IT TURNS out that Eric Cantor may not be the two-dimensional villain you so often see characterized in the national media.
The House majority leader was portrayed this week in The New York Times, not exactly a bastion of right-wing orthodoxy, as a polished political practitioner who would like to see the Republican Party broaden the national debate beyond the dollars and cents of deficits.
Indeed, Cantor is talking about helping struggling single mothers in poor neighborhoods educate their gifted children. He's expected to push for health-care options that go beyond saying no to the president's plan. He speaks of "sane immigration policies."
Finally, the Eric Cantor presented by the national media is beginning to mesh with the Eric Cantor I've conversed with during several editorial board meetings at The Free Lance-Star. Far from a one-note naysayer, he has come across in those sessions as a thoughtful and informed political leader who values principles but also is willing to practice pragmatism.
My observations have nothing to do with whether I agree or disagree with Cantor on his ideology or his specific stances on issues. My point is that the Cantor caricature in the national media seemed to be out of line with the person I've met.
That's a concern, because it goes right to the heart of media credibility. Are the media capturing the fullness of political leaders or are they reducing them to bit players in a political melodrama? A counter question would point the finger in Cantor's direction: How much has he followed up on his pragmatic talk?
Even so, the media coverage has definitely seemed to tilt negative. So many of the accounts about Cantor, whose district includes a portion of the Fredericksburg area, have portrayed him as a self-serving ladder-climber who finds different ways to say "no" to every reasonable proposal or as a would-be Brutus, out to betray his Caesar: House Speaker John Boehner.
Indeed, even this week's piece in the Times alludes to Cantor's "softer" initiatives in the context of his maneuvering to succeed Boehner, as well as his perceived competition with a potential rival for speaker--2012 vice presidential nominee Paul Ryan.
I can't read Cantor's mind.
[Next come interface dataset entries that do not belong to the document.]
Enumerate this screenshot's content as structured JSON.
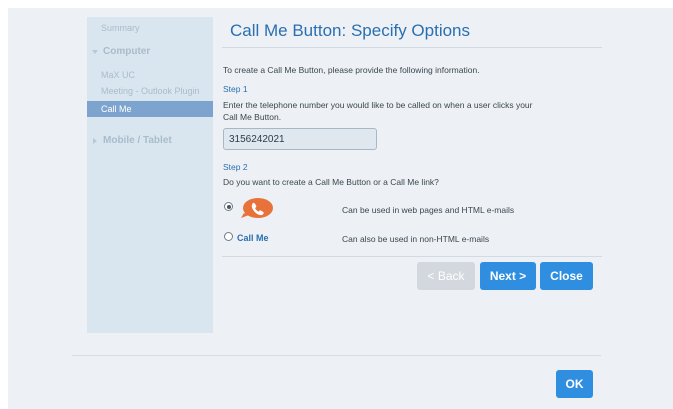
{
  "sidebar": {
    "items": [
      {
        "label": "Summary"
      },
      {
        "label": "Computer"
      },
      {
        "label": "MaX UC"
      },
      {
        "label": "Meeting - Outlook Plugin"
      },
      {
        "label": "Call Me"
      },
      {
        "label": "Mobile / Tablet"
      }
    ]
  },
  "main": {
    "title": "Call Me Button: Specify Options",
    "intro": "To create a Call Me Button, please provide the following information.",
    "step1": {
      "label": "Step 1",
      "line1": "Enter the telephone number you would like to be called on when a user clicks your",
      "line2": "Call Me Button.",
      "phone_value": "3156242021"
    },
    "step2": {
      "label": "Step 2",
      "question": "Do you want to create a Call Me Button or a Call Me link?",
      "option_button_desc": "Can be used in web pages and HTML e-mails",
      "option_link_label": "Call Me",
      "option_link_desc": "Can also be used in non-HTML e-mails"
    }
  },
  "buttons": {
    "back": "< Back",
    "next": "Next >",
    "close": "Close",
    "ok": "OK"
  },
  "colors": {
    "accent": "#2f8ee0",
    "title": "#2a6fb0",
    "bubble": "#e8733a"
  },
  "icons": {
    "phone": "phone-icon"
  }
}
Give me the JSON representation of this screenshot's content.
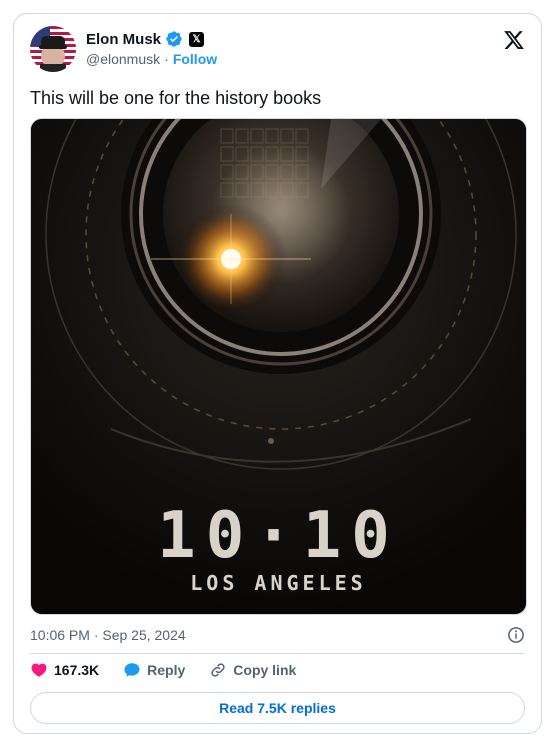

I have no idea how much of his new push has to do with politicking, and how much it has to do with being a conscientious public servant. Perhaps the party's disappointing election year has forced a more moderate agenda on its leaders.
But I do find the evidence lacking that Cantor is little more than a hatchet man for the right. It's aggravating enough to put up with petty partisan arguments on Capitol Hill. We certainly don't need the media to ape that conduct by turning the back-and-forth into a morality play with heroes and villains.
Maybe Cantor is about to rise above the negative portrayals that have defined his political persona. When the media sets the bar this low, it doesn't take a whole lot to exceed it.
Ed Jones: 540/374-5401